request from MARTA.
Ms. Garrett referenced a letter that she received from MARTA which outlined their position
of authority over their property. She offered further comments on the misrepresentation of
the city's involvement in the TOD Charrette process. She reported that she had requested a
meeting with MARTA and expressed a desire to a have a discussion about City/MARTA
relations with the General Manager. She also pointed out that many other property owners
in the city had approached her with plans similar to MARTA's intentions and the council
needed to determine if the city needed a large amount of multi-family developments. She
expressed a desire to involve MARTA in the Buford Highway improvement plan process.
Council member Mattison pointed out that the Jager Group had included MARTA
connectivity in their proposal for the Buford Highway improvement plan. Council member
Williams commented on the tools that the Development Authority possessed to encourage
development in Brookhaven. She mentioned that South Face has asked to present the
findings of the Charrette to the council members on Thursday morning. A discussion
occurred about scheduling conflicts with the time of the proposed meeting. Council member

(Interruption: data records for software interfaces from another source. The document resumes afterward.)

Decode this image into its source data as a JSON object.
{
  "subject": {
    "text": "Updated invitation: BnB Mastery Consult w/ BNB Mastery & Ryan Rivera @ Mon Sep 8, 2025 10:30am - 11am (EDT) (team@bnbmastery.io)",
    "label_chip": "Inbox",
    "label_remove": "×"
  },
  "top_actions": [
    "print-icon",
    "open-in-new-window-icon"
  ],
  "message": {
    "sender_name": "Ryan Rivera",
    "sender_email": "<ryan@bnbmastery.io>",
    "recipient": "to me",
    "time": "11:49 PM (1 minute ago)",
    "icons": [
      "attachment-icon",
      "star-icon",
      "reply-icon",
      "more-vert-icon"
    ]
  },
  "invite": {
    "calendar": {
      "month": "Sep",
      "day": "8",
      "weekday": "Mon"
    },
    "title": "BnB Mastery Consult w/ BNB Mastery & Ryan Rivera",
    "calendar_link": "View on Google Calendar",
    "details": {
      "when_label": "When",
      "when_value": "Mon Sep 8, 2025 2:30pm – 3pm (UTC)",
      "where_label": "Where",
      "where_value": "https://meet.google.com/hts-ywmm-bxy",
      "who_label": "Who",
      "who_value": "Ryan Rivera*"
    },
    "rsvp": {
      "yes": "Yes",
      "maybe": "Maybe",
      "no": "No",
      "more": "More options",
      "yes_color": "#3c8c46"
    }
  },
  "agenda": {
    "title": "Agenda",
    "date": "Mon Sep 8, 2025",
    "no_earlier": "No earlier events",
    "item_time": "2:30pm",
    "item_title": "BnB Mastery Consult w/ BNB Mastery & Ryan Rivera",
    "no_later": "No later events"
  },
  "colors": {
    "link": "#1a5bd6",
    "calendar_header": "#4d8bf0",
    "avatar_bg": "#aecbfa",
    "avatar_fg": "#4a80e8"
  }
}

Eyre commented on the importance of the meeting. Council member Gebbia informed the
public that the second court hearing for the Century Center lawsuit would be held on
Thursday morning. Further discussion occurred about the court case and the South Face
meeting.
http://brookhavencityga.iqm2.com/Citizens/Detail_Motion.aspx?Frame=&MeetingID=1086&
MinutesID=1110&MediaPosition=5832.825&ID=3093&Type=50&CssClass=%20style=
Posted by Melissa Weinman on October 24, 2013.
MARTA charrette yields ideas for improving Peachtree Road
A four-day charrette for the redevelopment of the Brookhaven-Oglethorpe MARTA station came to a
close Oct. 24.
The charrette was a planning and brainstorming session for architects, urban planners,
transportation experts, and stakeholders to discuss ways to make “transit-oriented development” at
the MARTA station a reality.
Ideas from the charrette include improvements to Peachtree Road, such as a raised median and bike
lanes, and improvements to Fernwood Park.
City officials also discussed potential zoning for the MARTA property, which is envisioned as a
mixed-use development surrounding the station.
“We all see this to a certain extent as a city center,” said Councilman Jim Eyre.
http://www.reporternewspapers.net/2013/10/24/marta-charrette-yields-ideas-improving-peachtree-
road/

Brookhaven Oglethorpe Marta Station
Project
Local
ACBR partnered with NAR to provide $15,000 to a Transit Oriented Development Charrette with
Southface, a local advocate for sustainable communities which took place in October. This development
will bring commercial and residential projects to the area immediately surrounding the Brookhaven-
Oglethorpe MARTA station to increase the sense of a transit-oriented city center. Southface has
completed a draft report for the Charrette and is collecting comments from the volunteer design team, the
Atlanta Regional Commission, and MARTA. Once design team comments have been collected, at that
point the report will be turned over to the ARC for final formatting and release to project partners and then
the public.
The final Charrette report will be included as an attachment in the forthcoming MARTA RFP for
redevelopment of the station's parking lots. MARTA is currently working with the City of Brookhaven on a
timeline for the release of the RFP, it is anticipated that the RFP will be released in March. This RFP
represents a great opportunity for the local real estate industry to develop a Transit Oriented
Development at a prime location.
Monday, February 10, 2014
http://www.atlcbr.com/Resource-Center/news-
page.aspx?ItemPath=%2FGlobal%2FNews+Content%2FGovernment%2FBrookhaven-Marta
54 Brookhaven-Oglethorpe MARTA Station Charrette Report